Plenty of people still see Hill as fitting this description, even 25 years after the Thomas hearings. Although she accused Thomas of repeated graphic descriptions of pornographic films, including scenes of rape and bestiality, and of detailed boasts about his own sexual prowess, Hill was and is often dismissed as overreacting to a joke about a pubic hair on a Coke can. Indeed, IWF managing director Carrie Lukas recently described Hill’s allegations against Thomas as “rather PG-rated.”

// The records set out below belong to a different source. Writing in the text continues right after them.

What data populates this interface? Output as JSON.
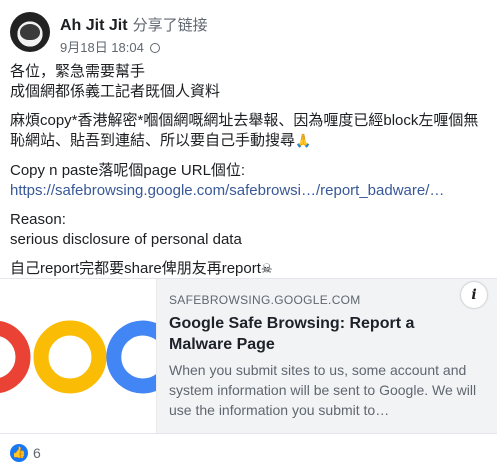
{
  "post": {
    "author": "Ah Jit Jit",
    "action": "分享了链接",
    "timestamp": "9月18日 18:04",
    "lines": {
      "l1": "各位，緊急需要幫手",
      "l2": "成個網都係義工記者既個人資料",
      "l3": "麻煩copy*香港解密*嗰個網嘅網址去舉報、因為喱度已經block左喱個無",
      "l4": "恥網站、貼吾到連結、所以要自己手動搜尋",
      "l4_emoji": "🙏",
      "l5": "Copy n paste落呢個page URL個位:",
      "l6_link": "https://safebrowsing.google.com/safebrowsi…/report_badware/…",
      "l7": "Reason:",
      "l8": "serious disclosure of personal data",
      "l9": "自己report完都要share俾朋友再report",
      "l9_emoji": "☠"
    }
  },
  "link_card": {
    "domain": "SAFEBROWSING.GOOGLE.COM",
    "title": "Google Safe Browsing: Report a Malware Page",
    "description": "When you submit sites to us, some account and system information will be sent to Google. We will use the information you submit to…",
    "info_symbol": "i",
    "image_icon": "google-logo-partial"
  },
  "reactions": {
    "icon": "like-icon",
    "symbol": "👍",
    "count": "6"
  },
  "colors": {
    "link": "#385898",
    "accent": "#1877f2",
    "google_blue": "#4285f4",
    "google_red": "#ea4335",
    "google_yellow": "#fbbc05",
    "google_green": "#34a853"
  }
}
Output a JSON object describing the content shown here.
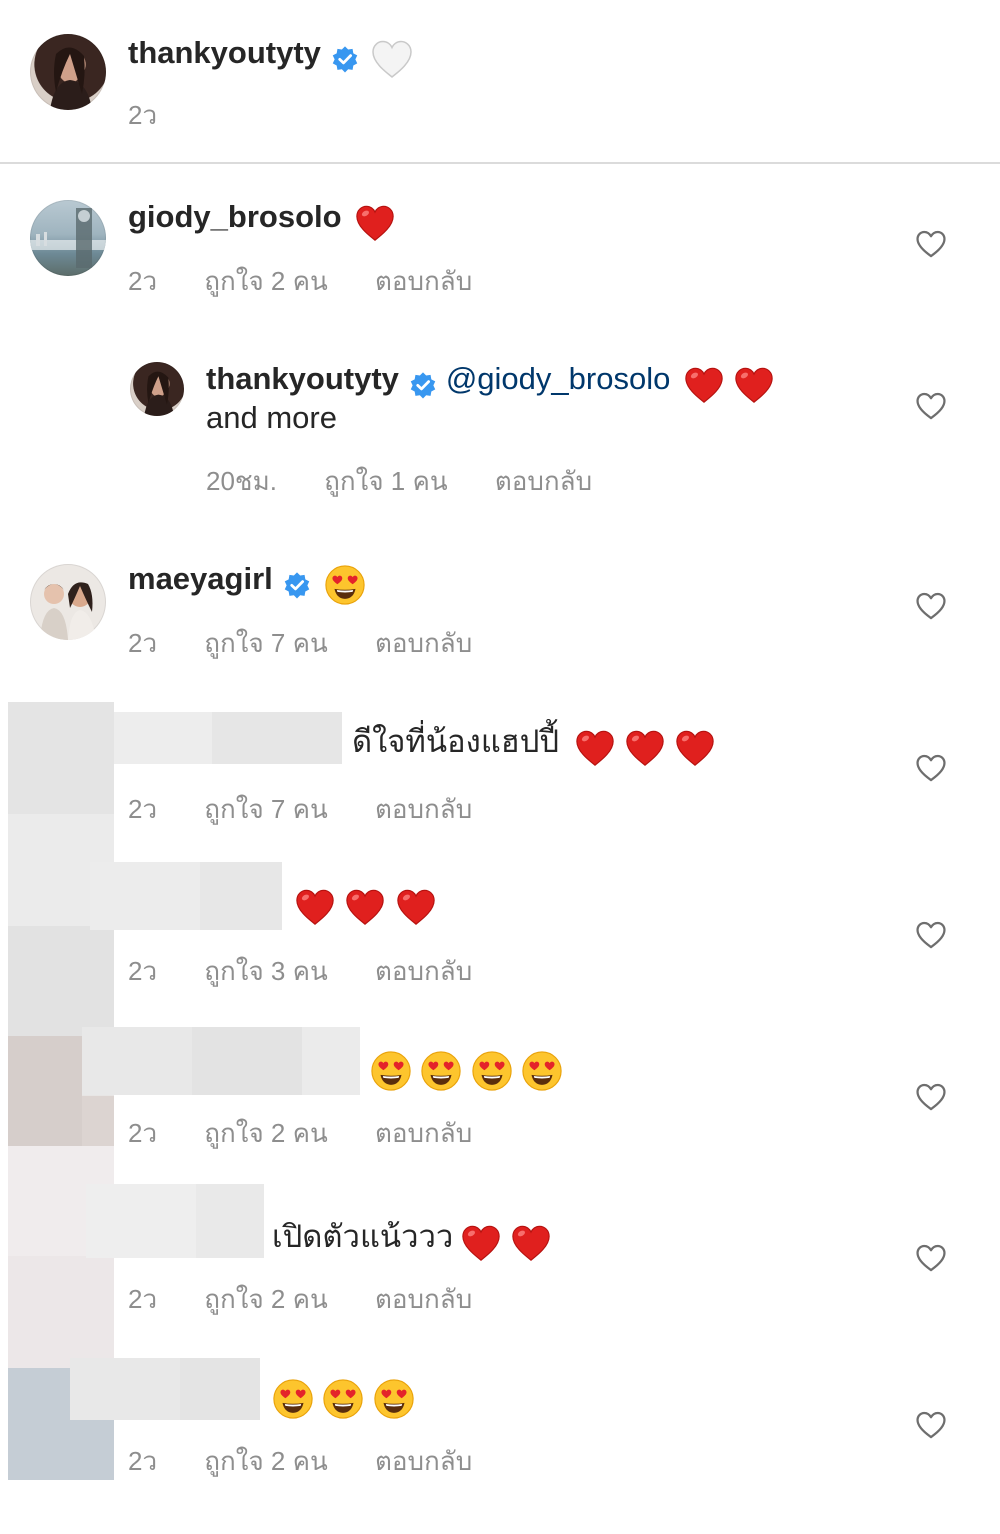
{
  "caption": {
    "username": "thankyoutyty",
    "time": "2ว"
  },
  "comments": [
    {
      "username": "giody_brosolo",
      "time": "2ว",
      "likes": "ถูกใจ 2 คน",
      "reply": "ตอบกลับ"
    },
    {
      "username": "thankyoutyty",
      "mention": "@giody_brosolo",
      "text_line2": "and more",
      "time": "20ชม.",
      "likes": "ถูกใจ 1 คน",
      "reply": "ตอบกลับ"
    },
    {
      "username": "maeyagirl",
      "time": "2ว",
      "likes": "ถูกใจ 7 คน",
      "reply": "ตอบกลับ"
    },
    {
      "text": "ดีใจที่น้องแฮปปี้",
      "time": "2ว",
      "likes": "ถูกใจ 7 คน",
      "reply": "ตอบกลับ"
    },
    {
      "time": "2ว",
      "likes": "ถูกใจ 3 คน",
      "reply": "ตอบกลับ"
    },
    {
      "time": "2ว",
      "likes": "ถูกใจ 2 คน",
      "reply": "ตอบกลับ"
    },
    {
      "text": "เปิดตัวแน้ววว",
      "time": "2ว",
      "likes": "ถูกใจ 2 คน",
      "reply": "ตอบกลับ"
    },
    {
      "time": "2ว",
      "likes": "ถูกใจ 2 คน",
      "reply": "ตอบกลับ"
    }
  ],
  "colors": {
    "verified_blue": "#3897f0",
    "heart_red": "#e0201e",
    "meta_gray": "#8e8e8e",
    "mention_blue": "#00376b"
  },
  "icons": [
    "verified-badge-icon",
    "white-heart-emoji-icon",
    "red-heart-emoji-icon",
    "heart-eyes-emoji-icon",
    "like-heart-outline-icon"
  ]
}
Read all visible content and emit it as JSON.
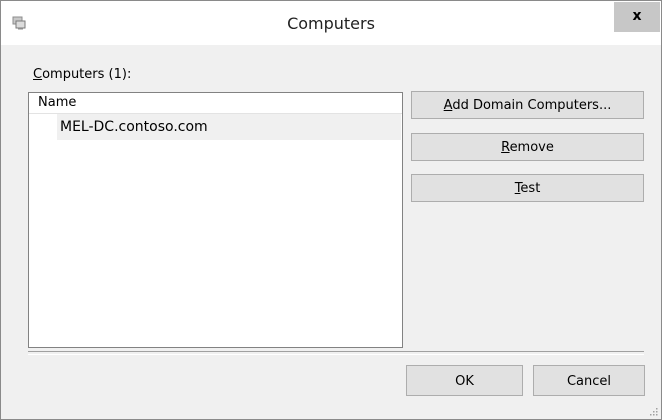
{
  "window": {
    "title": "Computers",
    "close_glyph": "x"
  },
  "list": {
    "label_mnemonic": "C",
    "label_rest": "omputers (1):",
    "column_header": "Name",
    "rows": [
      "MEL-DC.contoso.com"
    ]
  },
  "buttons": {
    "add_mnemonic": "A",
    "add_rest": "dd Domain Computers...",
    "remove_mnemonic": "R",
    "remove_rest": "emove",
    "test_mnemonic": "T",
    "test_rest": "est",
    "ok": "OK",
    "cancel": "Cancel"
  },
  "icons": {
    "app": "computers-dialog-icon",
    "close": "close-icon",
    "grip": "resize-grip-icon"
  },
  "colors": {
    "titlebar": "#ffffff",
    "client": "#f0f0f0",
    "close_button": "#c7c7c7",
    "button_face": "#e1e1e1"
  }
}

Of course, the IWF exists not because its founders thought Hill was overreacting but because, as friends of Thomas, they thought she was lying. In the years since—when downplaying the existence and impact of sex discrimination and of gender-based crimes such as harassment, rape, and domestic violence—the IWF doesn’t suggest that all women are lying. The group has frequently suggested, however, that women who speak out about these issues are whining, and should stop playing the victim, and ought to pull themselves up by their bootstraps. In that sense the IWF, whose current mission is to “improve the lives of Americans by increasing the number of women who value free markets and personal liberty,” has ties to Thomas that are not merely personal but philosophical as well.

The women of the IWF continue to stand by Clarence Thomas, and he by them. After Silberman’s 2007 death, Thomas sat down with the group’s Michelle Bernard and Charlotte Hays to talk about his friend for the IWF newsletter. “Sometimes at IWF we are accused of being anti-women and anti-feminist, because our mantra is that all issues are women’s issues,” his interviewers noted. “I wouldn’t worry about that too much,” Thomas responded, proceeding to describe his own experiences being called “traitor” and “Uncle Tom.” “When I am criticized, I take it as a compliment,” he said. “If I weren’t relevant, they wouldn’t talk about me. Don’t worry about it. You just wish them good health and do it with a smile.”

Barbara Spindel is a writer and editor living in Brooklyn.